The Sony Alpha A35 is the latest launch to join the manufacturer's innovative Single Lens Translucent (SLT) camera line-up, debuting a number of new technologies that look set to turn the heads of first-time entry-level buyers and upgraders alike.
SLT cameras incorporate a semi-transparent mirror that splits light between the CMOS sensor and the separate AF sensor. As the mirror doesn't need to be moved out of the way to allow light onto the CMOS, SLT cameras can offer fast full-time phase-detection AF, improving performance as a result.
Not to be confused with the mirrorless compact system cameras (CSCs) that are also currently available on the market, SLT cameras differ from these in that the former uses a contrast-detect AF system, which offers a comparably slower performance.

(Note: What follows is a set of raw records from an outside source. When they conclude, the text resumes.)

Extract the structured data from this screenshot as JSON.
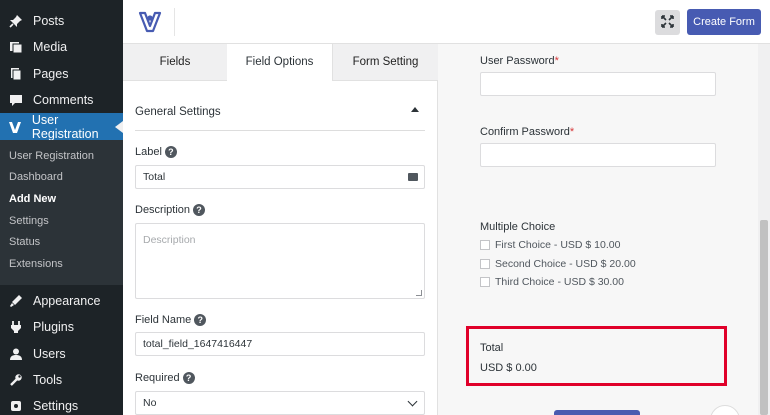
{
  "sidebar": {
    "items": [
      {
        "label": "Posts",
        "icon": "pushpin-icon"
      },
      {
        "label": "Media",
        "icon": "media-icon"
      },
      {
        "label": "Pages",
        "icon": "pages-icon"
      },
      {
        "label": "Comments",
        "icon": "comments-icon"
      },
      {
        "label": "User Registration",
        "icon": "user-registration-icon"
      },
      {
        "label": "Appearance",
        "icon": "appearance-icon"
      },
      {
        "label": "Plugins",
        "icon": "plugins-icon"
      },
      {
        "label": "Users",
        "icon": "users-icon"
      },
      {
        "label": "Tools",
        "icon": "tools-icon"
      },
      {
        "label": "Settings",
        "icon": "settings-icon"
      }
    ],
    "submenu": [
      "User Registration",
      "Dashboard",
      "Add New",
      "Settings",
      "Status",
      "Extensions"
    ]
  },
  "topbar": {
    "create_form_label": "Create Form",
    "accent": "#475bb2"
  },
  "tabs": [
    "Fields",
    "Field Options",
    "Form Setting"
  ],
  "options": {
    "section_title": "General Settings",
    "label_label": "Label",
    "label_value": "Total",
    "description_label": "Description",
    "description_placeholder": "Description",
    "field_name_label": "Field Name",
    "field_name_value": "total_field_1647416447",
    "required_label": "Required",
    "required_value": "No"
  },
  "preview": {
    "user_password_label": "User Password",
    "confirm_password_label": "Confirm Password",
    "required_mark": "*",
    "multiple_choice_label": "Multiple Choice",
    "choices": [
      "First Choice - USD $ 10.00",
      "Second Choice - USD $ 20.00",
      "Third Choice - USD $ 30.00"
    ],
    "total_label": "Total",
    "total_value": "USD $ 0.00",
    "highlight_color": "#e0002a"
  }
}
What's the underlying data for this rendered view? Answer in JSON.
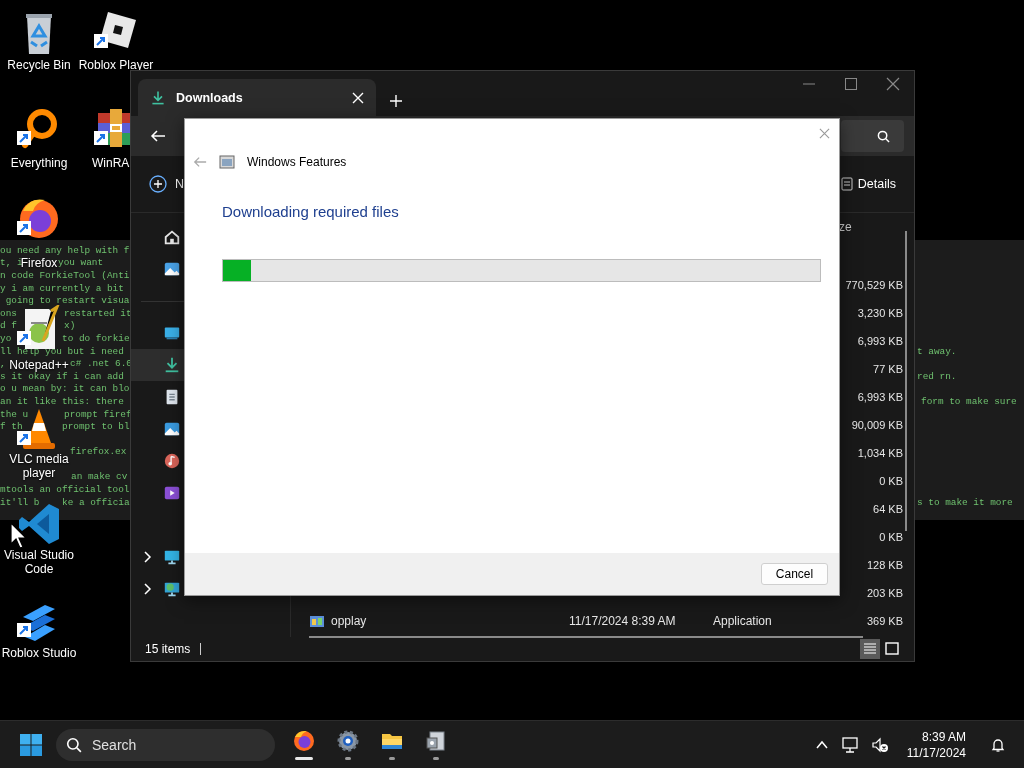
{
  "desktop_icons": [
    {
      "label": "Recycle Bin",
      "shortcut": false
    },
    {
      "label": "Roblox Player",
      "shortcut": true
    },
    {
      "label": "Everything",
      "shortcut": true
    },
    {
      "label": "WinRA",
      "shortcut": true
    },
    {
      "label": "Firefox",
      "shortcut": true
    },
    {
      "label": "Notepad++",
      "shortcut": true
    },
    {
      "label": "VLC media player",
      "shortcut": true
    },
    {
      "label": "Visual Studio Code",
      "shortcut": false
    },
    {
      "label": "Roblox Studio",
      "shortcut": true
    }
  ],
  "terminal": {
    "lines": [
      {
        "segments": [
          "ou need any help with f"
        ]
      },
      {
        "segments": [
          "t, i",
          "you want"
        ]
      },
      {
        "segments": [
          "n code ForkieTool (Anti"
        ]
      },
      {
        "segments": [
          "y i am currently a bit"
        ]
      },
      {
        "segments": [
          " going to restart visua"
        ]
      },
      {
        "segments": [
          "ons",
          "restarted it"
        ]
      },
      {
        "segments": [
          "d f",
          "x)"
        ]
      },
      {
        "segments": [
          "yo",
          "to do forkie"
        ]
      },
      {
        "segments": [
          "ll help you but i need",
          "t away."
        ]
      },
      {
        "segments": [
          ",",
          "c# .net 6.0"
        ]
      },
      {
        "segments": [
          "s it okay if i can add",
          "red rn."
        ]
      },
      {
        "segments": [
          "o u mean by: it can blo"
        ]
      },
      {
        "segments": [
          "an it like this: there",
          "form to make sure"
        ]
      },
      {
        "segments": [
          "the u",
          "prompt firef"
        ]
      },
      {
        "segments": [
          "f th",
          "prompt to bl"
        ]
      },
      {
        "blank": true
      },
      {
        "segments": [
          "firefox.ex"
        ]
      },
      {
        "blank": true
      },
      {
        "segments": [
          "an make cv"
        ]
      },
      {
        "segments": [
          "mtools an official tool"
        ]
      },
      {
        "segments": [
          "it'll b",
          "ke a officia",
          "s to make it more"
        ]
      }
    ]
  },
  "explorer": {
    "tabs": [
      {
        "label": "Downloads",
        "selected": true
      }
    ],
    "new_label": "N",
    "details_label": "Details",
    "sidebar": [
      {
        "selected": false,
        "expandable": false
      },
      {
        "selected": false,
        "expandable": false
      },
      {
        "selected": false,
        "expandable": false
      },
      {
        "selected": true,
        "expandable": false
      },
      {
        "selected": false,
        "expandable": false
      },
      {
        "selected": false,
        "expandable": false
      },
      {
        "selected": false,
        "expandable": false
      },
      {
        "selected": false,
        "expandable": false
      },
      {
        "selected": false,
        "expandable": true
      },
      {
        "selected": false,
        "expandable": true
      }
    ],
    "size_column": "ze",
    "rows": [
      {
        "size": "770,529 KB"
      },
      {
        "size": "3,230 KB"
      },
      {
        "size": "6,993 KB"
      },
      {
        "size": "77 KB"
      },
      {
        "size": "6,993 KB"
      },
      {
        "size": "90,009 KB"
      },
      {
        "size": "1,034 KB"
      },
      {
        "size": "0 KB"
      },
      {
        "size": "64 KB"
      },
      {
        "size": "0 KB"
      },
      {
        "size": "128 KB"
      },
      {
        "size": "203 KB"
      },
      {
        "name": "opplay",
        "date": "11/17/2024 8:39 AM",
        "type": "Application",
        "size": "369 KB"
      }
    ],
    "status": "15 items",
    "views": [
      {
        "selected": true
      },
      {
        "selected": false
      }
    ]
  },
  "dialog": {
    "title": "Windows Features",
    "heading": "Downloading required files",
    "progress": {
      "level": 0.047
    },
    "buttons": [
      "Cancel"
    ]
  },
  "taskbar": {
    "search_placeholder": "Search",
    "apps": [
      {
        "active": true
      },
      {
        "active": false
      },
      {
        "active": false
      },
      {
        "active": false
      }
    ],
    "time": "8:39 AM",
    "date": "11/17/2024"
  }
}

Reasons to consider the SLT system cameras in place of a DSLR or CSC are many, but the technology is not without its drawbacks. Read on to discover how the SLT-A35 fares in our in-depth tests and find out whether its speedy credentials are enough to impress.
Replacing the older 14.2mp SLT-A33, the entry-level SLT-A35 boasts an upgraded featureset that - notably - includes a new 16.2mp EXMOR APS-C HD CMOS sensor, as seen in the recently-launched NEX-C3.

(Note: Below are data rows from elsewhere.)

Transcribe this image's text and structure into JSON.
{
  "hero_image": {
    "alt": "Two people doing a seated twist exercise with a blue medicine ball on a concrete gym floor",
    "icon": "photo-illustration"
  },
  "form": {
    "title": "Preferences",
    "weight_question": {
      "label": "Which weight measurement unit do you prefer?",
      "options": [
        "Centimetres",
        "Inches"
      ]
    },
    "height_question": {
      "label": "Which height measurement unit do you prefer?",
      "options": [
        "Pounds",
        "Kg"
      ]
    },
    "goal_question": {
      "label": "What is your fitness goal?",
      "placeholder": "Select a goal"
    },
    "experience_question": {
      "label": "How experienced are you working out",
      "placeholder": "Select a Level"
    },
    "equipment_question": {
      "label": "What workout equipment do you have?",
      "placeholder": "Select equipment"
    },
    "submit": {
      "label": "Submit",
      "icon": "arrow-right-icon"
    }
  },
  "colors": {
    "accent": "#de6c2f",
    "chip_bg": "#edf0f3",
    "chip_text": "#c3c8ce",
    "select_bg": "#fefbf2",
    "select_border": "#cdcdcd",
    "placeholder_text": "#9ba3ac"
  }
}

Having impressed the photographic community with its revolutionary Translucent Mirror Technology (TMT), Sony has taken things a step further by equipping the SLT-A35 with a new Tele-zoom High Speed Shooting mode. Although the maximum burst rate remains the same as its predecessor's - 7fps - the new model enhances the performance of its continuous tracking AF by magnifying the central portion of the frame by 1.4x (producing an image at approximately 8.4mp): a bonus for sport and action photographers.

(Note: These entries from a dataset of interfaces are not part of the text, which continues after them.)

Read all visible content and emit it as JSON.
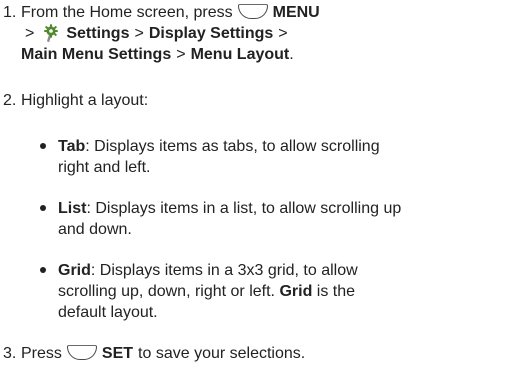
{
  "steps": [
    {
      "number": "1.",
      "text_a": "From the Home screen, press",
      "menu_key": "MENU",
      "sep_a": ">",
      "settings": "Settings",
      "sep_b": ">",
      "display_settings": "Display Settings",
      "sep_c": ">",
      "main_menu_settings": "Main Menu Settings",
      "sep_d": ">",
      "menu_layout": "Menu Layout",
      "period": "."
    },
    {
      "number": "2.",
      "text": "Highlight a layout:"
    },
    {
      "number": "3.",
      "text_a": "Press",
      "set_key": "SET",
      "text_b": "to save your selections."
    }
  ],
  "layouts": [
    {
      "name": "Tab",
      "line1": ": Displays items as tabs, to allow scrolling",
      "line2": "right and left."
    },
    {
      "name": "List",
      "line1": ": Displays items in a list, to allow scrolling up",
      "line2": "and down."
    },
    {
      "name": "Grid",
      "line1": ": Displays items in a 3x3 grid, to allow",
      "line2": "scrolling up, down, right or left.",
      "line2_bold": "Grid",
      "line2_end": "is the",
      "line3": "default layout."
    }
  ],
  "icons": {
    "soft_key": "soft-key-icon",
    "settings": "settings-icon"
  },
  "colors": {
    "text": "#222222",
    "icon_green": "#4f8a2f",
    "icon_gray": "#8a8a8a"
  }
}
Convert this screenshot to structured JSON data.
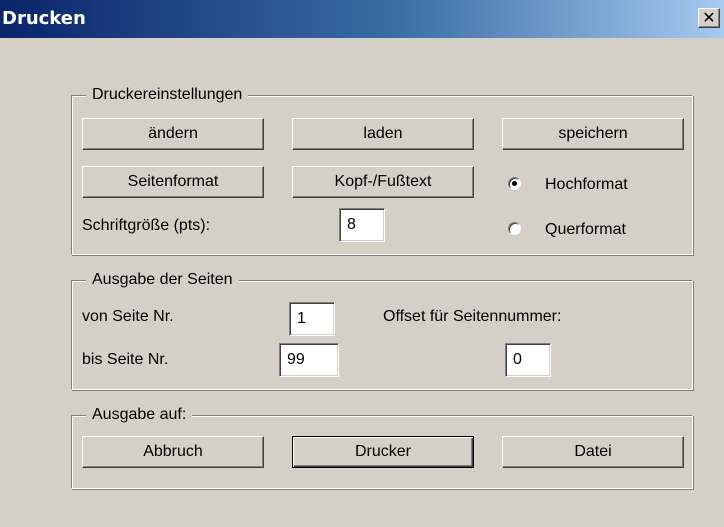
{
  "window": {
    "title": "Drucken",
    "close_glyph": "✕"
  },
  "printer_settings": {
    "label": "Druckereinstellungen",
    "change": "ändern",
    "load": "laden",
    "save": "speichern",
    "page_format": "Seitenformat",
    "header_footer": "Kopf-/Fußtext",
    "font_size_label": "Schriftgröße (pts):",
    "font_size_value": "8",
    "orientation": {
      "portrait": "Hochformat",
      "landscape": "Querformat",
      "selected": "portrait"
    }
  },
  "pages": {
    "label": "Ausgabe der Seiten",
    "from_label": "von Seite Nr.",
    "from_value": "1",
    "to_label": "bis Seite Nr.",
    "to_value": "99",
    "offset_label": "Offset für Seitennummer:",
    "offset_value": "0"
  },
  "output": {
    "label": "Ausgabe auf:",
    "cancel": "Abbruch",
    "printer": "Drucker",
    "file": "Datei"
  }
}
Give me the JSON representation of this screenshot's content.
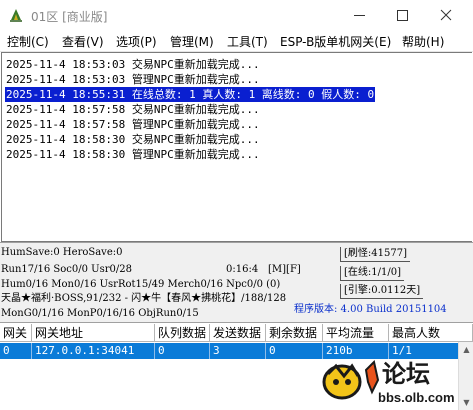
{
  "window": {
    "title": "01区 [商业版]",
    "controls": {
      "minimize": "minimize",
      "maximize": "maximize",
      "close": "close"
    }
  },
  "menu": [
    "控制(C)",
    "查看(V)",
    "选项(P)",
    "管理(M)",
    "工具(T)",
    "ESP-B版单机网关(E)",
    "帮助(H)"
  ],
  "log": [
    {
      "text": "2025-11-4 18:53:03 交易NPC重新加载完成...",
      "selected": false
    },
    {
      "text": "2025-11-4 18:53:03 管理NPC重新加载完成...",
      "selected": false
    },
    {
      "text": "2025-11-4 18:55:31 在线总数: 1 真人数: 1 离线数: 0 假人数: 0",
      "selected": true
    },
    {
      "text": "2025-11-4 18:57:58 交易NPC重新加载完成...",
      "selected": false
    },
    {
      "text": "2025-11-4 18:57:58 管理NPC重新加载完成...",
      "selected": false
    },
    {
      "text": "2025-11-4 18:58:30 交易NPC重新加载完成...",
      "selected": false
    },
    {
      "text": "2025-11-4 18:58:30 管理NPC重新加载完成...",
      "selected": false
    }
  ],
  "status": {
    "line1": "HumSave:0 HeroSave:0",
    "refresh": "[刷怪:41577]",
    "line2": "Run17/16 Soc0/0 Usr0/28",
    "clock": "0:16:4",
    "flags": "[M][F]",
    "online": "[在线:1/1/0]",
    "line3": "Hum0/16 Mon0/16 UsrRot15/49 Merch0/16 Npc0/0 (0)",
    "engine": "[引擎:0.0112天]",
    "line4": "天晶★福利·BOSS,91/232 - 闪★牛【春风★拂桃花】/188/128",
    "line5": "MonG0/1/16 MonP0/16/16 ObjRun0/15",
    "version": "程序版本: 4.00 Build 20151104"
  },
  "table": {
    "headers": [
      "网关",
      "网关地址",
      "队列数据",
      "发送数据",
      "剩余数据",
      "平均流量",
      "最高人数"
    ],
    "rows": [
      [
        "0",
        "127.0.0.1:34041",
        "0",
        "3",
        "0",
        "210b",
        "1/1"
      ]
    ]
  },
  "watermark": {
    "brand": "论坛",
    "url": "bbs.olb.com"
  }
}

There's also a respectable 5.5 fps drive mode available if you prefer to shoot stills at full resolution.
TMT also means that the SLT-A35 benefits from an impressively responsive full-time phase-detection AF system that's available when shooting both stills and HD movies.
The result is seamless Live View shooting that's a cut above the systems currently offered by traditional-design DSLRs. Add these features to the 1080i AVCHD movie, new Picture Effect options (which we'll discuss in more detail later), plus significantly improved power consumption performance and battery life over the SLT-A33 (440 stills compared to 340 on the earlier model) and we have what looks like a pretty complete package on our hands. That said, there's more to a camera than its feature-set, so let's take a look at how it performs.